▸ **Assignment**: Which lines below mention "structured"? Pick each one out.

──────── Records shown ────────

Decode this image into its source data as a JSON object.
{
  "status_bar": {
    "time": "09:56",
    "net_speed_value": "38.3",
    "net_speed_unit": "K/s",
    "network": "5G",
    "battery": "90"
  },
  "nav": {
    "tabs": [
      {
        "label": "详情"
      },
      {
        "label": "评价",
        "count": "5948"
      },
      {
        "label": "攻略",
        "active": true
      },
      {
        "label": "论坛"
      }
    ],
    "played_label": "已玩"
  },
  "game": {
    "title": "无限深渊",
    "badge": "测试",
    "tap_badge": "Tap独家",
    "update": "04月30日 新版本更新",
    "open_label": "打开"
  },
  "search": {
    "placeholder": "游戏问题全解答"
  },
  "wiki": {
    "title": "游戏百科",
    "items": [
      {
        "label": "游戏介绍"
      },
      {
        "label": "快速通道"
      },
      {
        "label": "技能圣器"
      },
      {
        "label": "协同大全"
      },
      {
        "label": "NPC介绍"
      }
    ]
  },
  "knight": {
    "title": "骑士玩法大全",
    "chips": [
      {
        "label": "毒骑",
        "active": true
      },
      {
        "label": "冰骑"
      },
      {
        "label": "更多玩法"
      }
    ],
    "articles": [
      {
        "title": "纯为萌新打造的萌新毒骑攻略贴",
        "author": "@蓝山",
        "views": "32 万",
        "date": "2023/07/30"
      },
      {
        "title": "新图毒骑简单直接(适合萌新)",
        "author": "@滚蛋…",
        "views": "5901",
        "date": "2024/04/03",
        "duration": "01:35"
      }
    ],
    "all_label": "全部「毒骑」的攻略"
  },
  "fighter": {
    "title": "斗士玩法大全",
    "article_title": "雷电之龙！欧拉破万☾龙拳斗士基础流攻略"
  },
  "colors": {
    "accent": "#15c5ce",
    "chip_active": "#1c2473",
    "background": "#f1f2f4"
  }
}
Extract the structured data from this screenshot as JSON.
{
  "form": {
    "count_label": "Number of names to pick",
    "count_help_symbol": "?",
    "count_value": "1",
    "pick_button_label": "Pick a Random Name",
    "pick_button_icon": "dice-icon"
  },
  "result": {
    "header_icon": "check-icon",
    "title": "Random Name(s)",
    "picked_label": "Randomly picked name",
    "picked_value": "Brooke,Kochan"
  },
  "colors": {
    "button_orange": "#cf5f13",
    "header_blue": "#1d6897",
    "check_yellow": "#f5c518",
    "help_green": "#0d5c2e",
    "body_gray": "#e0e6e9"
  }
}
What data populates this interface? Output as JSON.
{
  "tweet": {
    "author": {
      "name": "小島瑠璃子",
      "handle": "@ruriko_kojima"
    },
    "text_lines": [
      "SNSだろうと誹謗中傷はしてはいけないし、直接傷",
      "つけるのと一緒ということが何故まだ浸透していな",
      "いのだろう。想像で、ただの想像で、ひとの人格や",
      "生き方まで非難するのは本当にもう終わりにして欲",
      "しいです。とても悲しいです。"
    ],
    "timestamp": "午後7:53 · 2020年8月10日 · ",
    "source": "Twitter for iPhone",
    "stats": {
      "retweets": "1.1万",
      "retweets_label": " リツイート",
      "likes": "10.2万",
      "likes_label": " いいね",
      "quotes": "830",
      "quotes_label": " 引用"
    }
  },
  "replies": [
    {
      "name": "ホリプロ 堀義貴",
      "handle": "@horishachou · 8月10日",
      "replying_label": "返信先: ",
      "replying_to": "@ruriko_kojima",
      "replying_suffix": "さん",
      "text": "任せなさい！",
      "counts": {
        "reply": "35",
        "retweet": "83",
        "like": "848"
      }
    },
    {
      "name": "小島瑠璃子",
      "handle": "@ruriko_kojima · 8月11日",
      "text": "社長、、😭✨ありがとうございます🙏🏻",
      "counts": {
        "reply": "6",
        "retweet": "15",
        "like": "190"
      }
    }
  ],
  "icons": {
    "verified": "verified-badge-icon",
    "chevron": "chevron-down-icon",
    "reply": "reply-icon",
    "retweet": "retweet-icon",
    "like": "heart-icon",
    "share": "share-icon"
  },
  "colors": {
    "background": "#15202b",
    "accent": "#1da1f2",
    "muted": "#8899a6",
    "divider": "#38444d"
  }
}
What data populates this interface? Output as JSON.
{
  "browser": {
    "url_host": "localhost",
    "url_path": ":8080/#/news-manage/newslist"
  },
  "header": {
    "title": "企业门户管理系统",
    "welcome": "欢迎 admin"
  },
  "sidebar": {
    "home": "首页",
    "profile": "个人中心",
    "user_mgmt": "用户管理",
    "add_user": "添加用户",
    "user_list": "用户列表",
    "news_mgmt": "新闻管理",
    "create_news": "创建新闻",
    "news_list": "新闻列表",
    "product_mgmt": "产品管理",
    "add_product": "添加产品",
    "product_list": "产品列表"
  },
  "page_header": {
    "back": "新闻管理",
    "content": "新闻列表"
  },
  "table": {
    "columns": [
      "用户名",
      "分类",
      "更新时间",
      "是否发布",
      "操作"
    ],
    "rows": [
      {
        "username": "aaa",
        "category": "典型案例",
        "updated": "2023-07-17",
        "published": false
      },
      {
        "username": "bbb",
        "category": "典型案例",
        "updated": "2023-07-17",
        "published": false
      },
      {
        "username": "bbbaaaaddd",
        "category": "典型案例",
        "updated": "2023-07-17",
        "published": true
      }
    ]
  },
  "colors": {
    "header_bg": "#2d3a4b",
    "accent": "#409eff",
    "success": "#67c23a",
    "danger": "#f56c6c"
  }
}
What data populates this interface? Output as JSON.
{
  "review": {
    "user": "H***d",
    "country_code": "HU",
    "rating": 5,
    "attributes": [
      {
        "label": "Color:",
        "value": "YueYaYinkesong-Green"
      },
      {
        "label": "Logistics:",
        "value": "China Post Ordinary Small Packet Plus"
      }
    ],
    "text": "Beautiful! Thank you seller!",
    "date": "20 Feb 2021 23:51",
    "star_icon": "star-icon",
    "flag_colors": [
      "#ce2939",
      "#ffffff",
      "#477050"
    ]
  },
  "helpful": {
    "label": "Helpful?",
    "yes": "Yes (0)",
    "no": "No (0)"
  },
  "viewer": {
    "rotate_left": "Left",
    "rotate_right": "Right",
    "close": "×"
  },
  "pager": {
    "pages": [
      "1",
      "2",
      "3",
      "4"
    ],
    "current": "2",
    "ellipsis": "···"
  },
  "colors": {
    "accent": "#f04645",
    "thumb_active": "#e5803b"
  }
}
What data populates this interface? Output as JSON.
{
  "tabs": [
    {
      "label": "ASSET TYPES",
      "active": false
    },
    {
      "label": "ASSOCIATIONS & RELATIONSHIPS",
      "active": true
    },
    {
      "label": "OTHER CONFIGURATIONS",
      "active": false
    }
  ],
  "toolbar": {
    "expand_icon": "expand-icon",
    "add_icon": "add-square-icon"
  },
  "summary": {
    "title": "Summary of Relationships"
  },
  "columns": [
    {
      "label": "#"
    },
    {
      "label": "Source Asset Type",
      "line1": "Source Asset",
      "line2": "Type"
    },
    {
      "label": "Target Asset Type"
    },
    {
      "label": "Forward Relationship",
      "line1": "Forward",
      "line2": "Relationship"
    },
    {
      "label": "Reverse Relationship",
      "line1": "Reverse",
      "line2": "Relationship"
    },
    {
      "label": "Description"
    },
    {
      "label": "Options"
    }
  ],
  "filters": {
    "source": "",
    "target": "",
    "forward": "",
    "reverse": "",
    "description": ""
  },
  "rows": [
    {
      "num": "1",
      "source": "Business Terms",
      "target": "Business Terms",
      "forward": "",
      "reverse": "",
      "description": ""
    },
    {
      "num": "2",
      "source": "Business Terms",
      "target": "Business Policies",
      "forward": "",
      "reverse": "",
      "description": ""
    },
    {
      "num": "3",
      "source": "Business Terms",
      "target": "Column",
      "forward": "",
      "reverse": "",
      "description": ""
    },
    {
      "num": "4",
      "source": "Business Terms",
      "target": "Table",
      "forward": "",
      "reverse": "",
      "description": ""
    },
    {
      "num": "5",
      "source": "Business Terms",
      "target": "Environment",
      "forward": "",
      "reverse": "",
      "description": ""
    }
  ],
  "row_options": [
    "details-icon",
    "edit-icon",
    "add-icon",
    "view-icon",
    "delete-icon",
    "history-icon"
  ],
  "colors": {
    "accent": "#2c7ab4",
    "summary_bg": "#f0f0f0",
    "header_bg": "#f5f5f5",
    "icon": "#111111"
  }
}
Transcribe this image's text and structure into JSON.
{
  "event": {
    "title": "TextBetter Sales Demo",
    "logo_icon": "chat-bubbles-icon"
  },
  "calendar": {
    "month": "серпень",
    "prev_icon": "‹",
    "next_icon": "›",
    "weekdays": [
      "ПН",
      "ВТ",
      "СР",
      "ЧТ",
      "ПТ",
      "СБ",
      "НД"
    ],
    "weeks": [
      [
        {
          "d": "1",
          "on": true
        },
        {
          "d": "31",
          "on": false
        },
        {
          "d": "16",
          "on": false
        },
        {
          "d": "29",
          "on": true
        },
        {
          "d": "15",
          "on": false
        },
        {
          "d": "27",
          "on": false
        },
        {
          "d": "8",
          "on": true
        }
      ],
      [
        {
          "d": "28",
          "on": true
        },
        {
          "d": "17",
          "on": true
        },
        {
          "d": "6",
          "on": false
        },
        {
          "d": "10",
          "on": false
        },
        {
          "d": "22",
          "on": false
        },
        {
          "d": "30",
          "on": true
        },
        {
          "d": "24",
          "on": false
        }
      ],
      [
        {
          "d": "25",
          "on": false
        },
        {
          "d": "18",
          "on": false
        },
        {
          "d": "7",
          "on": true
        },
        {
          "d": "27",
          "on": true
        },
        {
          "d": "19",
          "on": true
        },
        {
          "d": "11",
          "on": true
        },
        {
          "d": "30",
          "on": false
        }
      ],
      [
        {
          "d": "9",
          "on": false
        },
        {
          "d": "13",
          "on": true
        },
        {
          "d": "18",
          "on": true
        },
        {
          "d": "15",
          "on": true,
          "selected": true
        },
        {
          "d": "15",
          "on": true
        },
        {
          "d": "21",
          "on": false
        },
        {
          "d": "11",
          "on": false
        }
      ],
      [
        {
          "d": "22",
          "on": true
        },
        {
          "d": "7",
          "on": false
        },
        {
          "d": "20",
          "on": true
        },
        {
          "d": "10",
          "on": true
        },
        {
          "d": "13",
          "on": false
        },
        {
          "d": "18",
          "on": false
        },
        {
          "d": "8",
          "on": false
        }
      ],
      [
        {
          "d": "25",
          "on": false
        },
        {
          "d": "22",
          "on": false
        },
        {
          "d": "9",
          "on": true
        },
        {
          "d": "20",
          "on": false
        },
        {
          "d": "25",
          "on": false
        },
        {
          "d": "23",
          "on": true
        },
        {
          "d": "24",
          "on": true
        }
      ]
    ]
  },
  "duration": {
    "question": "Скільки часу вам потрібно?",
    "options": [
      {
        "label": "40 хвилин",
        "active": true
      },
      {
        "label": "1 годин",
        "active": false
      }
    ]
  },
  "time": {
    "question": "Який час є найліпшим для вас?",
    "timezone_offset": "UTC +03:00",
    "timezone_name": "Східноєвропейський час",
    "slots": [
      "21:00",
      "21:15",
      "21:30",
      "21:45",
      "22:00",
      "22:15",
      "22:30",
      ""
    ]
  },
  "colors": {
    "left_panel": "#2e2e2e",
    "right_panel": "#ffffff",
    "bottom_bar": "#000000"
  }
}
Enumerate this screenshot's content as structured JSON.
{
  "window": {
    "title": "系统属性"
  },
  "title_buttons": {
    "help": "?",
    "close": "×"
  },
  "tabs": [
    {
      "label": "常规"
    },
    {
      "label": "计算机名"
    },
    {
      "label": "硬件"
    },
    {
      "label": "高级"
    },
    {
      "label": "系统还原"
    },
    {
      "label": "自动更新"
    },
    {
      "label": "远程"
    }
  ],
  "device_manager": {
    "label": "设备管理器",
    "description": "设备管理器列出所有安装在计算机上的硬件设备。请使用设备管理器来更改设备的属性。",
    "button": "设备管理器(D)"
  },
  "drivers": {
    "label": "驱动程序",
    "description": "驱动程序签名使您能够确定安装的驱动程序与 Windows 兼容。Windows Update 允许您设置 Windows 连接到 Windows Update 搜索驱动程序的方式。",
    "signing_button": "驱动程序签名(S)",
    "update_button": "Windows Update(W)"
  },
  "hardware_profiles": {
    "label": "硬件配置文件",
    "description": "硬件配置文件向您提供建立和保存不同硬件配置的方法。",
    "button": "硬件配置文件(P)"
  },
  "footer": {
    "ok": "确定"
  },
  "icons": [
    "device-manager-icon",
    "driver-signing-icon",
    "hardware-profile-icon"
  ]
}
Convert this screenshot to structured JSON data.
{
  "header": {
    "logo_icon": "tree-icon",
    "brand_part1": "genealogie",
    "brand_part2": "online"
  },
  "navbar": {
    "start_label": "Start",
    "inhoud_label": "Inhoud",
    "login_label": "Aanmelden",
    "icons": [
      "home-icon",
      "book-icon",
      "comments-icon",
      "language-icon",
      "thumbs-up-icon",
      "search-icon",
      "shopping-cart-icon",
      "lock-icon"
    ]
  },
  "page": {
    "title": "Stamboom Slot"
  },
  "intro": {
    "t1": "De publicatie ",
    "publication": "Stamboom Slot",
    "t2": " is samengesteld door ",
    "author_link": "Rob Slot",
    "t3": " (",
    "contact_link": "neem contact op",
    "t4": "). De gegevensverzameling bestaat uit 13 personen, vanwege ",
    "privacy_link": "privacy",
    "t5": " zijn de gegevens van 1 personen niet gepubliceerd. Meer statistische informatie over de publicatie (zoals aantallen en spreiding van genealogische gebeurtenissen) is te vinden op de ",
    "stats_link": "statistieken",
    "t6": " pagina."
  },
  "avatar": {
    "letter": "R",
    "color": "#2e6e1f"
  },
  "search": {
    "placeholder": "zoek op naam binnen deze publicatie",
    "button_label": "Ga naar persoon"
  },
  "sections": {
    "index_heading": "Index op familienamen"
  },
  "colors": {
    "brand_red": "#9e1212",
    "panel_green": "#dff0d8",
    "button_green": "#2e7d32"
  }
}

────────

▸ **Written answer**:
Extract the structured data from this screenshot as JSON.
Enumerate this screenshot's content as structured JSON.
Convert this screenshot to structured JSON data.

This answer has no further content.